Hawaii just authorized medicinal marijuana, but isn’t quite comfortable with Sessions breathing down their next, “We obviously are concerned about that, and what action he’ll be taking,” Gov. David Ige (D-HA) told Rolling Stone.
Gov. Gary Herbert (R-UT) says Holder is the one who deserves the blame for not working with Congress on a federal resolution.
“They turned a blind eye to it. They just let states do it in open violation of the federal law. That’s not how we do things in this country. I think that’s bad process. It’s bad form and sends a bad message,” Herbert told Rolling Stone.
This fall, Utah voters will have a voice on whether they want to expand the states extremely limited medical marijuana industry. In the meantime Herbert is also calling on lawmakers on Capitol Hill to reschedule marijuana now so his voters can have access to better information on its potential health benefits and/or harms. He thinks it should be treated more like the prescriptions in your cabinet than the beers in your fridge.
“It ought to be a controlled substance just like anything else. It ought to be approved by the FDA. It ought to be in fact prescribed by a doctor and administered by a pharmacist,” Herbert continues. “We probably ought not to have self-medication. The physiology of different people would require probably different quantities of the medicine, and I just think that’s prudent.”
Back in 2011, Gov. Dan Malloy (D-CT) moved to decriminalize marijuana and set up a medicinal marijuana regime. Now he is a bit on the fence, but sees the inevitable legalization on the horizon.
“As Canada moves in that direction, as Massachusetts and Vermont, it’s going to be a neighborhood thing, and I understand that,” Malloy told Rolling Stone. While he remains lukewarm on recreational marijuana, he didn’t have an issue giving our least favorite, weed hating AG a one, two punch with a blunt letter.
“I told him to stop messing around with marijuana, because it really isn’t important,” Malloy said. “I have not taken the opportunity to endorse marijuana, but that’s very different than spending resources trying to combat marijuana use. And, quite frankly, if you’re going to be serious about opioids, you can’t be screwing around with marijuana.”

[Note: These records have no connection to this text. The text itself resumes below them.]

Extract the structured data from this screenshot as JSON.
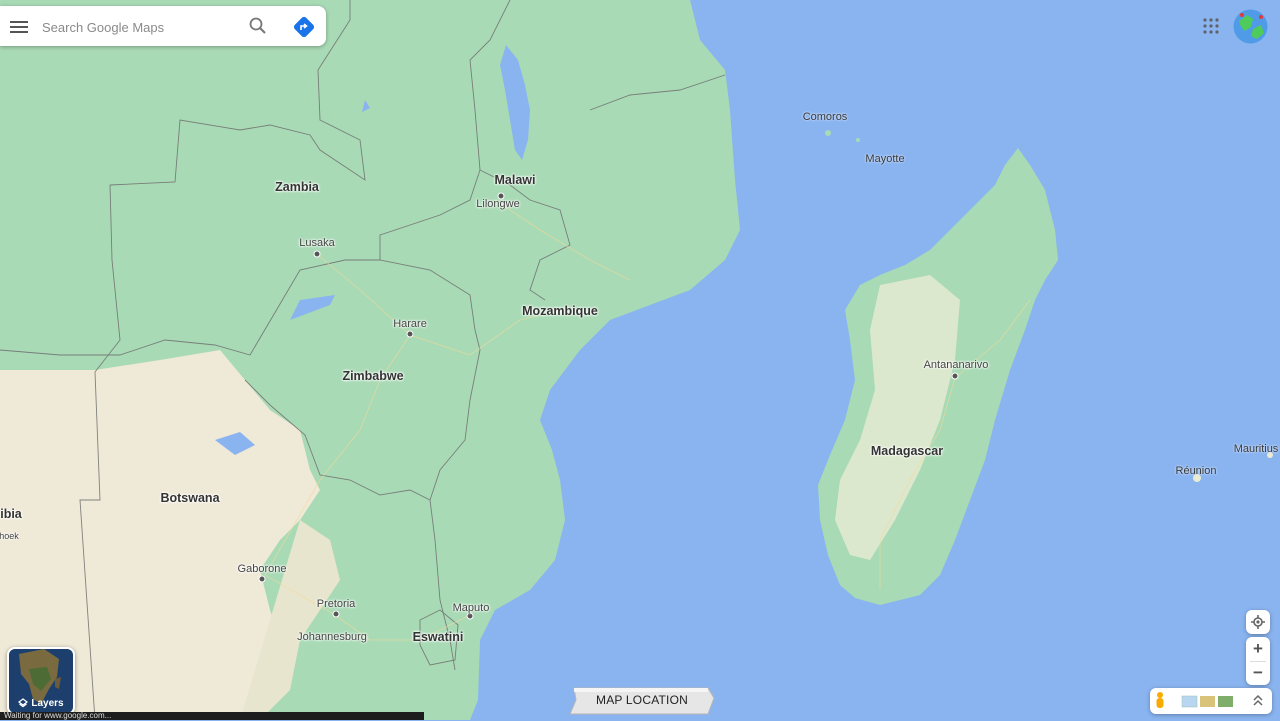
{
  "search": {
    "placeholder": "Search Google Maps"
  },
  "icons": {
    "menu": "hamburger-menu-icon",
    "search": "search-icon",
    "directions": "directions-icon",
    "apps": "google-apps-icon",
    "account": "account-avatar-icon",
    "layers": "layers-icon",
    "location": "my-location-icon",
    "pegman": "pegman-icon",
    "expand": "expand-up-icon"
  },
  "colors": {
    "water": "#8ab4f0",
    "land_green": "#a8dab5",
    "land_sand": "#f1ebdc",
    "borders": "#6f6f6f",
    "accent": "#1a73e8"
  },
  "labels": {
    "countries": [
      "Zambia",
      "Malawi",
      "Mozambique",
      "Zimbabwe",
      "Botswana",
      "Madagascar",
      "Eswatini",
      "ibia"
    ],
    "cities": [
      "Lilongwe",
      "Lusaka",
      "Harare",
      "Antananarivo",
      "Gaborone",
      "Pretoria",
      "Johannesburg",
      "Maputo",
      "hoek"
    ],
    "islands": [
      "Comoros",
      "Mayotte",
      "Réunion",
      "Mauritius"
    ]
  },
  "layers": {
    "label": "Layers"
  },
  "status": {
    "text": "Waiting for www.google.com..."
  },
  "banner": {
    "text": "MAP LOCATION"
  },
  "zoom": {
    "in": "+",
    "out": "−"
  }
}
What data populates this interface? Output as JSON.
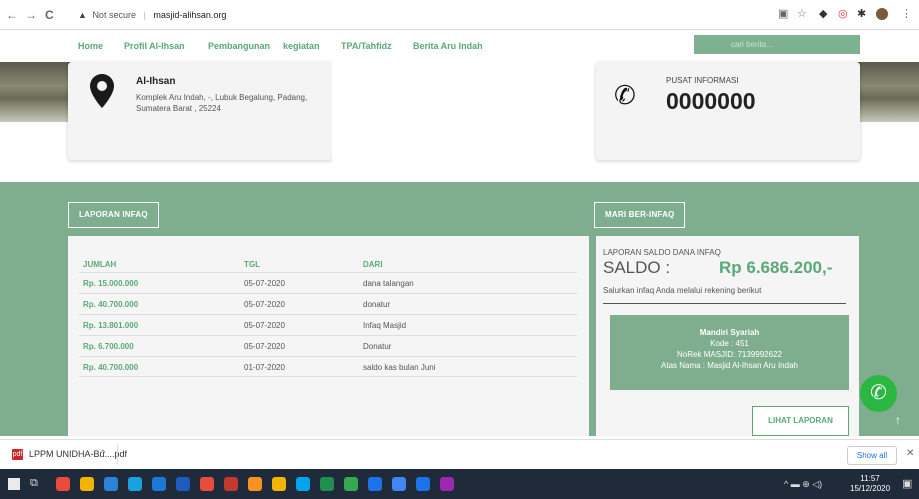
{
  "browser": {
    "back": "←",
    "forward": "→",
    "reload": "C",
    "security_icon": "▲",
    "security_label": "Not secure",
    "separator": "|",
    "url": "masjid-alihsan.org",
    "icons": [
      "translate-icon",
      "star-icon",
      "extension-icon",
      "extension-icon",
      "puzzle-icon",
      "avatar-icon",
      "menu-icon"
    ]
  },
  "nav": {
    "items": [
      "Home",
      "Profil Al-Ihsan",
      "Pembangunan",
      "kegiatan",
      "TPA/Tahfidz",
      "Berita Aru Indah"
    ],
    "search_placeholder": "cari berita..."
  },
  "hero": {
    "org_name": "Al-Ihsan",
    "address": "Komplek Aru Indah, -, Lubuk Begalung, Padang, Sumatera Barat , 25224",
    "info_label": "PUSAT INFORMASI",
    "phone": "0000000"
  },
  "infaq": {
    "tab_label": "LAPORAN INFAQ",
    "headers": [
      "JUMLAH",
      "TGL",
      "DARI"
    ],
    "rows": [
      {
        "amount": "Rp. 15.000.000",
        "date": "05-07-2020",
        "from": "dana talangan"
      },
      {
        "amount": "Rp. 40.700.000",
        "date": "05-07-2020",
        "from": "donatur"
      },
      {
        "amount": "Rp. 13.801.000",
        "date": "05-07-2020",
        "from": "Infaq Masjid"
      },
      {
        "amount": "Rp. 6.700.000",
        "date": "05-07-2020",
        "from": "Donatur"
      },
      {
        "amount": "Rp. 40.700.000",
        "date": "01-07-2020",
        "from": "saldo kas bulan Juni"
      }
    ]
  },
  "berinfaq": {
    "tab_label": "MARI BER-INFAQ",
    "caption": "LAPORAN SALDO DANA INFAQ",
    "saldo_label": "SALDO :",
    "saldo_value": "Rp 6.686.200,-",
    "note": "Salurkan infaq Anda melalui rekening berikut",
    "bank_name": "Mandiri Syariah",
    "bank_code": "Kode : 451",
    "account": "NoRek MASJID: 7139992622",
    "holder": "Atas Nama : Masjid Al-Ihsan Aru Indah",
    "button": "LIHAT LAPORAN"
  },
  "floating": {
    "whatsapp_icon": "whatsapp-icon",
    "scroll_top": "↑"
  },
  "downloads": {
    "file_icon": "pdf",
    "file_name": "LPPM UNIDHA-Bu....pdf",
    "chevron": "^",
    "show_all": "Show all",
    "close": "✕"
  },
  "taskbar": {
    "time": "11:57",
    "date": "15/12/2020",
    "tray": "^ ▬ ⊕ ◁)",
    "colors": [
      "#e84b3c",
      "#f3b300",
      "#2b82d9",
      "#1aa1e1",
      "#1b7ad6",
      "#1e5bbd",
      "#e74c3c",
      "#c0392b",
      "#f7931e",
      "#f4b400",
      "#00a4ef",
      "#1e8f4e",
      "#34a853",
      "#1a73e8",
      "#4285f4",
      "#1a73e8",
      "#9c27b0"
    ]
  }
}
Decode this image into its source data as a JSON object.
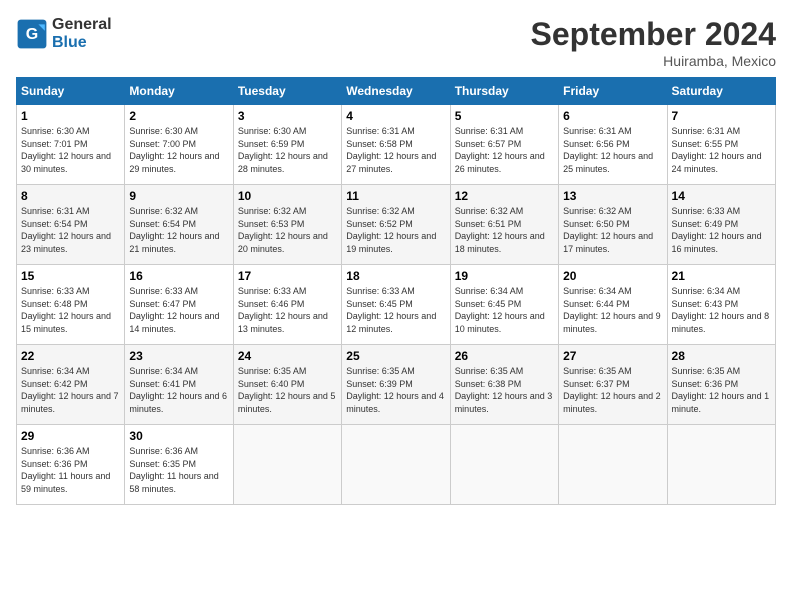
{
  "header": {
    "logo_line1": "General",
    "logo_line2": "Blue",
    "month": "September 2024",
    "location": "Huiramba, Mexico"
  },
  "days_of_week": [
    "Sunday",
    "Monday",
    "Tuesday",
    "Wednesday",
    "Thursday",
    "Friday",
    "Saturday"
  ],
  "weeks": [
    [
      {
        "day": "1",
        "sunrise": "6:30 AM",
        "sunset": "7:01 PM",
        "daylight": "12 hours and 30 minutes."
      },
      {
        "day": "2",
        "sunrise": "6:30 AM",
        "sunset": "7:00 PM",
        "daylight": "12 hours and 29 minutes."
      },
      {
        "day": "3",
        "sunrise": "6:30 AM",
        "sunset": "6:59 PM",
        "daylight": "12 hours and 28 minutes."
      },
      {
        "day": "4",
        "sunrise": "6:31 AM",
        "sunset": "6:58 PM",
        "daylight": "12 hours and 27 minutes."
      },
      {
        "day": "5",
        "sunrise": "6:31 AM",
        "sunset": "6:57 PM",
        "daylight": "12 hours and 26 minutes."
      },
      {
        "day": "6",
        "sunrise": "6:31 AM",
        "sunset": "6:56 PM",
        "daylight": "12 hours and 25 minutes."
      },
      {
        "day": "7",
        "sunrise": "6:31 AM",
        "sunset": "6:55 PM",
        "daylight": "12 hours and 24 minutes."
      }
    ],
    [
      {
        "day": "8",
        "sunrise": "6:31 AM",
        "sunset": "6:54 PM",
        "daylight": "12 hours and 23 minutes."
      },
      {
        "day": "9",
        "sunrise": "6:32 AM",
        "sunset": "6:54 PM",
        "daylight": "12 hours and 21 minutes."
      },
      {
        "day": "10",
        "sunrise": "6:32 AM",
        "sunset": "6:53 PM",
        "daylight": "12 hours and 20 minutes."
      },
      {
        "day": "11",
        "sunrise": "6:32 AM",
        "sunset": "6:52 PM",
        "daylight": "12 hours and 19 minutes."
      },
      {
        "day": "12",
        "sunrise": "6:32 AM",
        "sunset": "6:51 PM",
        "daylight": "12 hours and 18 minutes."
      },
      {
        "day": "13",
        "sunrise": "6:32 AM",
        "sunset": "6:50 PM",
        "daylight": "12 hours and 17 minutes."
      },
      {
        "day": "14",
        "sunrise": "6:33 AM",
        "sunset": "6:49 PM",
        "daylight": "12 hours and 16 minutes."
      }
    ],
    [
      {
        "day": "15",
        "sunrise": "6:33 AM",
        "sunset": "6:48 PM",
        "daylight": "12 hours and 15 minutes."
      },
      {
        "day": "16",
        "sunrise": "6:33 AM",
        "sunset": "6:47 PM",
        "daylight": "12 hours and 14 minutes."
      },
      {
        "day": "17",
        "sunrise": "6:33 AM",
        "sunset": "6:46 PM",
        "daylight": "12 hours and 13 minutes."
      },
      {
        "day": "18",
        "sunrise": "6:33 AM",
        "sunset": "6:45 PM",
        "daylight": "12 hours and 12 minutes."
      },
      {
        "day": "19",
        "sunrise": "6:34 AM",
        "sunset": "6:45 PM",
        "daylight": "12 hours and 10 minutes."
      },
      {
        "day": "20",
        "sunrise": "6:34 AM",
        "sunset": "6:44 PM",
        "daylight": "12 hours and 9 minutes."
      },
      {
        "day": "21",
        "sunrise": "6:34 AM",
        "sunset": "6:43 PM",
        "daylight": "12 hours and 8 minutes."
      }
    ],
    [
      {
        "day": "22",
        "sunrise": "6:34 AM",
        "sunset": "6:42 PM",
        "daylight": "12 hours and 7 minutes."
      },
      {
        "day": "23",
        "sunrise": "6:34 AM",
        "sunset": "6:41 PM",
        "daylight": "12 hours and 6 minutes."
      },
      {
        "day": "24",
        "sunrise": "6:35 AM",
        "sunset": "6:40 PM",
        "daylight": "12 hours and 5 minutes."
      },
      {
        "day": "25",
        "sunrise": "6:35 AM",
        "sunset": "6:39 PM",
        "daylight": "12 hours and 4 minutes."
      },
      {
        "day": "26",
        "sunrise": "6:35 AM",
        "sunset": "6:38 PM",
        "daylight": "12 hours and 3 minutes."
      },
      {
        "day": "27",
        "sunrise": "6:35 AM",
        "sunset": "6:37 PM",
        "daylight": "12 hours and 2 minutes."
      },
      {
        "day": "28",
        "sunrise": "6:35 AM",
        "sunset": "6:36 PM",
        "daylight": "12 hours and 1 minute."
      }
    ],
    [
      {
        "day": "29",
        "sunrise": "6:36 AM",
        "sunset": "6:36 PM",
        "daylight": "11 hours and 59 minutes."
      },
      {
        "day": "30",
        "sunrise": "6:36 AM",
        "sunset": "6:35 PM",
        "daylight": "11 hours and 58 minutes."
      },
      null,
      null,
      null,
      null,
      null
    ]
  ]
}
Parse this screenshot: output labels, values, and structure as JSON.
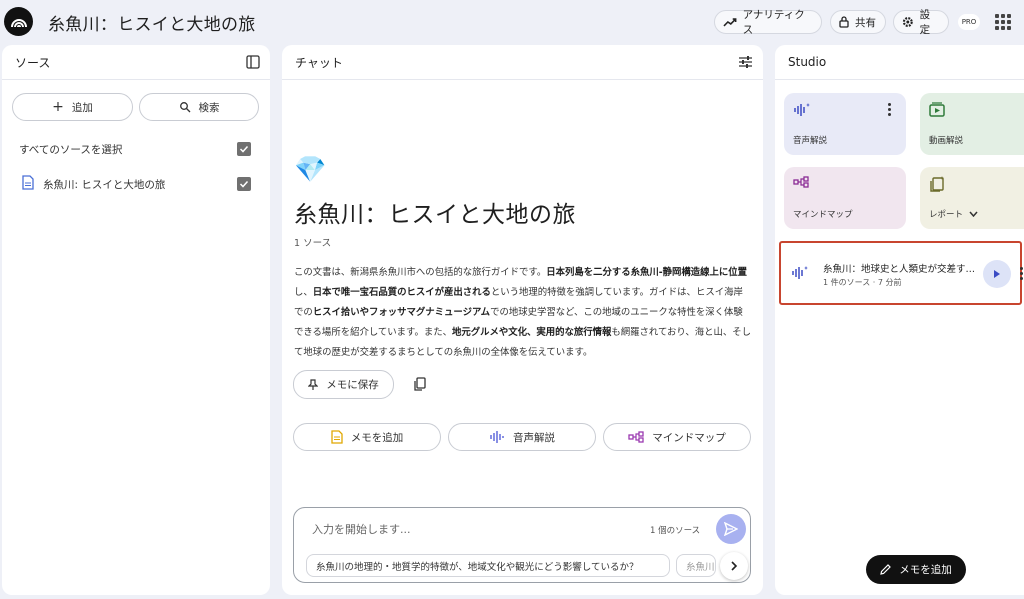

Gov. Jay Inslee (D-WA) says during this visit he was rebuffed when he asked for a one on one meeting with Sessions to discuss his state’s recreational marijuana marketplace. Nevertheless, Inslee said his offer for Sessions to come out west and tour his state’s pot businesses still stands.
Inslee told Rolling Stone, “The fears that he might have had 30 years ago have not been realized, and we wish he would just open his eyes to the reality of the situation. If he did, I think he would no longer try to fight an old battle that the community and the nation is moving very rapidly forward on.”
Post by: @StonedandStuff
Stoned and Stuff is a writer, project manager and mother of 2 boys living in California. She his a frequent contributor to SSL.
*Sessions Photo: Al Drago/The New York Times